Many Americans saw as much as 40 percent of their retirement savings wiped out during the 2008 Financial Crisis. About 10 years later, it's estimated that 40 percent of Americans could live in poverty once they retire.
Stagnating wages, high living costs and poor market performance are coming together to create a retirement crisis.
Are people prepared to retire?
Preparing for retirement is more important than ever before, as the average life expectancy increases. Retirees will also face higher health care costs, and Americans have to find a way to save up for their retirement while dealing with stagnating wages and high living costs.
An employer-sponsored retirement plan such as a 401(k) will make an individual 15 times more likely to save for retirement. However, only half of Americans have access to these plans, and small and mid-sized businesses typically don't offer this type of benefits.
The median retirement savings for households under the age of 35 is $12,300, but 42 percent of these households don't have a retirement account. For the 35 to 44 age group, the median savings for retirement are $37,000, but only 57 percent of households in this age range have savings for retirement.
Social Security and Medicare

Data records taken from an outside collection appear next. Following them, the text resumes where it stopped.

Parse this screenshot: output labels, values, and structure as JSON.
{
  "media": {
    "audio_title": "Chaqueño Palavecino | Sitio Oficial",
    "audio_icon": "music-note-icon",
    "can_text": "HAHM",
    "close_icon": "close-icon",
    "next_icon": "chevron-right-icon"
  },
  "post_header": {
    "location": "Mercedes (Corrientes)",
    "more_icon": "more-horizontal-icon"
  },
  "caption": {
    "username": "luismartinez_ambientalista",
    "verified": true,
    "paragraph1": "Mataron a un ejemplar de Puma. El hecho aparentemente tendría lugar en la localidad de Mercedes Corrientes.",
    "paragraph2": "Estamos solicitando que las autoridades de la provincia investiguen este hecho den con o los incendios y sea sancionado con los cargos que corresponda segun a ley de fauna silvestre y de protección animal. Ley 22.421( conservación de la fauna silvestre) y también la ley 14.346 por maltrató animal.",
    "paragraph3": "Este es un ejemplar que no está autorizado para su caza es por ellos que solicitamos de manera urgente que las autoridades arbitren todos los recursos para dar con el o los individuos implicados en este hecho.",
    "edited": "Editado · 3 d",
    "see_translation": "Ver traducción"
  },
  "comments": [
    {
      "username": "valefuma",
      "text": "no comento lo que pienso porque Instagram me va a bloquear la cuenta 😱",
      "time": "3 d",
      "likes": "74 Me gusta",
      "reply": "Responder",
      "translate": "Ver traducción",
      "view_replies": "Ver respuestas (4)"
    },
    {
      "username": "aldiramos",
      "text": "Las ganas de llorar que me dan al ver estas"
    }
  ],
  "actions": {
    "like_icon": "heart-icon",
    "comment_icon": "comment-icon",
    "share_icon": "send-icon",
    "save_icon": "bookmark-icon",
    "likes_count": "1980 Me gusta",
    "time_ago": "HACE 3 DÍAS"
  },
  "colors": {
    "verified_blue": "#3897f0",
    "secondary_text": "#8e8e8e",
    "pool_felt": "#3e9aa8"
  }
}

Social Security and Medicare often act as a safety net that guarantees a small income during retirement. In 2016, half of the retirees on Medicare had a yearly income under $26,000. This safety net could disappear.
It's estimated that the Social Security fund will be depleted by 2034 and that the Medicare fund will become insolvent by 2026. Payments for expenses such as nursing homes or hospital stays could stop. It's likely that benefits will be partially reduced to balance the Social Security and Medicare fund rather than completely cutting these programs.
Are we headed toward a retirement crisis?
In 2017, seven million seniors over 65 lived in poverty. The number of bankruptcies has also been increasing among this age group. The poverty rate tends to be higher among women, African-Americans and Hispanics.
Currently, almost half of 65-year-olds have less than $25,000 saved up for retirement, which is very insufficient. One in four individuals in this age group has less than $1,000 in savings, with some Americans delaying retirement.
Currently, 74 percent of 65-year-olds plan to keep on working. An estimated 20 percent of the workforce is 55 or older, which is an all-time high.
Some states such as Oregon are addressing this issue by providing more options for people to save toward retirement. The OregonSaves program is offering a state-based equivalent of a 401(k), and additional measures are making 401(k) plans more accessible to small businesses.
Balancing the Social Security and Medicare funds by adopting more responsible fiscal policies should be a priority, as their depletion dates get closer. Addressing stagnating wages and providing Americans with more ways to save for retirement could also help solve the retirement crisis.
If this is an issue you care about, It's Up To Us offers programs and events you can participate in to discuss fiscal responsibility and sustainable economic practices, to get your voice heard and make a difference.